> [EXERCISE MATERIAL]:
"""

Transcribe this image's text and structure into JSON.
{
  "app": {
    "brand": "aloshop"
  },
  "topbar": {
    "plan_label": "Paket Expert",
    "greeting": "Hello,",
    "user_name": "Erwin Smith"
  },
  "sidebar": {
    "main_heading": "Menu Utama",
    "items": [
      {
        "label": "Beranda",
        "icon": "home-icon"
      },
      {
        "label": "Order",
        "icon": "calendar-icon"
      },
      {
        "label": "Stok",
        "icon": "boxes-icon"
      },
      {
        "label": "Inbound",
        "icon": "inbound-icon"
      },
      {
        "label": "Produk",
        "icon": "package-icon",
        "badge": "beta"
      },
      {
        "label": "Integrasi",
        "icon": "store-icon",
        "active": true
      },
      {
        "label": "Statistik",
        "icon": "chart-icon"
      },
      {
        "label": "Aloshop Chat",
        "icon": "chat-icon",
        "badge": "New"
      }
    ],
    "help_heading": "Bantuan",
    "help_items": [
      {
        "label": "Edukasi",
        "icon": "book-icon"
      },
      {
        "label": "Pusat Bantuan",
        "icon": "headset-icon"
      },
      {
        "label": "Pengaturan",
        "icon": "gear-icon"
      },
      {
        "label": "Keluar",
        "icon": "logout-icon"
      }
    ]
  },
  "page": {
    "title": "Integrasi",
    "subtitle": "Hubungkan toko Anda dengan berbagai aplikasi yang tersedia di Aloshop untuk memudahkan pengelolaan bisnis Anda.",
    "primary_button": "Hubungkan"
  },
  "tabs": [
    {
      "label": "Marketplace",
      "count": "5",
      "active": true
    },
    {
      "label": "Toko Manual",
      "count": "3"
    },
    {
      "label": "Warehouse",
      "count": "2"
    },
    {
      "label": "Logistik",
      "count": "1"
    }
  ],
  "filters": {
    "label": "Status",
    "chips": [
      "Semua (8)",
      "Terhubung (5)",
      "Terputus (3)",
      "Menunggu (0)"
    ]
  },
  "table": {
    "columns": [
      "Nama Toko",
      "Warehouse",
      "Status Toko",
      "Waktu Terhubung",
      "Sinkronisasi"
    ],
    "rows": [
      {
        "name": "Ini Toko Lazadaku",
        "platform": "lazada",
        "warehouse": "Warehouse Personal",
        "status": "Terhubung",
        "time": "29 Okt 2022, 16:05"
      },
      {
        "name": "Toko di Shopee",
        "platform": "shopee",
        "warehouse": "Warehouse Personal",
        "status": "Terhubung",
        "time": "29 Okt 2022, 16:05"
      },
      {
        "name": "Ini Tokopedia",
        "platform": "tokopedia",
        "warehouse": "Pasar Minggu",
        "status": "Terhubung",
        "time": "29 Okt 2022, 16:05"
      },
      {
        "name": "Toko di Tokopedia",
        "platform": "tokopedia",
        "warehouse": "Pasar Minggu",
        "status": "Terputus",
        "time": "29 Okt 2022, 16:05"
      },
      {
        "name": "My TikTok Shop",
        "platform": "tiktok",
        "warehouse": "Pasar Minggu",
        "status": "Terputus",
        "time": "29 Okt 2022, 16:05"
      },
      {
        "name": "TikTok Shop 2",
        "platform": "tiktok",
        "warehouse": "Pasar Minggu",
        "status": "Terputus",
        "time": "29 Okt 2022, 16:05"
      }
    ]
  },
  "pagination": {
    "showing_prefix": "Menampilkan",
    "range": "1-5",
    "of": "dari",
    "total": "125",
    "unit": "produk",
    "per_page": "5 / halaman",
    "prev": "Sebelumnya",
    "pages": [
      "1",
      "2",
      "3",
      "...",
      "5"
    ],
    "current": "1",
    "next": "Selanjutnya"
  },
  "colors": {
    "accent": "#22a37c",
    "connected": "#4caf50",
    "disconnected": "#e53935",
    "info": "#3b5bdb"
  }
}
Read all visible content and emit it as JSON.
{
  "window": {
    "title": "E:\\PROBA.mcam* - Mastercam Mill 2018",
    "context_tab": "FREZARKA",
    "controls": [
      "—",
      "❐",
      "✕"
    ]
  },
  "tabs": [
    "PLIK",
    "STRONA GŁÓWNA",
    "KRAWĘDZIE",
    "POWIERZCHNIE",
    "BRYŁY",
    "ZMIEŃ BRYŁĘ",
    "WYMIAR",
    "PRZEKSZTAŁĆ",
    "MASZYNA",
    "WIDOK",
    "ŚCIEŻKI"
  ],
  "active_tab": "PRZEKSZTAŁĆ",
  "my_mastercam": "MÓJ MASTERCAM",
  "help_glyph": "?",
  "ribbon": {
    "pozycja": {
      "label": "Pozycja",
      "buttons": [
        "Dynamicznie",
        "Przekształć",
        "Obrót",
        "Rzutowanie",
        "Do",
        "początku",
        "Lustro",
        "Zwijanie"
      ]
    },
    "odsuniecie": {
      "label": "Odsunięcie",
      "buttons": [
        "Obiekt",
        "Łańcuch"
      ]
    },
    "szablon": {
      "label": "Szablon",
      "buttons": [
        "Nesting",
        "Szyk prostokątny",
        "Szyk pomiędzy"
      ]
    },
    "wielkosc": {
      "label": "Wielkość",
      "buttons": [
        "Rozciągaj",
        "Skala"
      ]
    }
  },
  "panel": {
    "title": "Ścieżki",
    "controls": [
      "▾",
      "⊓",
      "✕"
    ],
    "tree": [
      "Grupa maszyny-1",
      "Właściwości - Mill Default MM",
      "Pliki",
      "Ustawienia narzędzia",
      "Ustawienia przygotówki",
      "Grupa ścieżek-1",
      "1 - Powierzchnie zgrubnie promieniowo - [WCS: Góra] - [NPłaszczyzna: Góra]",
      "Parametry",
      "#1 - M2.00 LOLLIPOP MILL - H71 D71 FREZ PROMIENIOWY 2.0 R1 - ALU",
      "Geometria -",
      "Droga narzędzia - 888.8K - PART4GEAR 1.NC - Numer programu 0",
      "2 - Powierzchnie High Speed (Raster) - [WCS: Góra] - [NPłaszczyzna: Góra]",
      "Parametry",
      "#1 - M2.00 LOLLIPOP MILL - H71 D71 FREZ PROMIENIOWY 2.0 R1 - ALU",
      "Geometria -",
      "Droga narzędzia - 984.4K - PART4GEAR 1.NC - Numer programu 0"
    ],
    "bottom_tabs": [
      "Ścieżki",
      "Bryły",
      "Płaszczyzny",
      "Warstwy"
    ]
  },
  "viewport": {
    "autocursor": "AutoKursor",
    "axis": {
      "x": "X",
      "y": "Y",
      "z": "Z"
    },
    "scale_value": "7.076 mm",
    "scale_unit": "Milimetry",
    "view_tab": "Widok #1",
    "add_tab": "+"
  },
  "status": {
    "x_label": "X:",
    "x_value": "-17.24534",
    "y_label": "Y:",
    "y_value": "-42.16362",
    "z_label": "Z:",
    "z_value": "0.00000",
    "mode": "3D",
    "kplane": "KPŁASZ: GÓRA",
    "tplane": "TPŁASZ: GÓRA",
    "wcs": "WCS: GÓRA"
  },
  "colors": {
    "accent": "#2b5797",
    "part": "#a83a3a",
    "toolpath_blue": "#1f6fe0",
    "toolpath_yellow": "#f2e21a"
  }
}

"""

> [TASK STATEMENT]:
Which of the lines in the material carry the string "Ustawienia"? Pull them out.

> [WRITTEN ANSWER]:
      "Ustawienia narzędzia",
      "Ustawienia przygotówki",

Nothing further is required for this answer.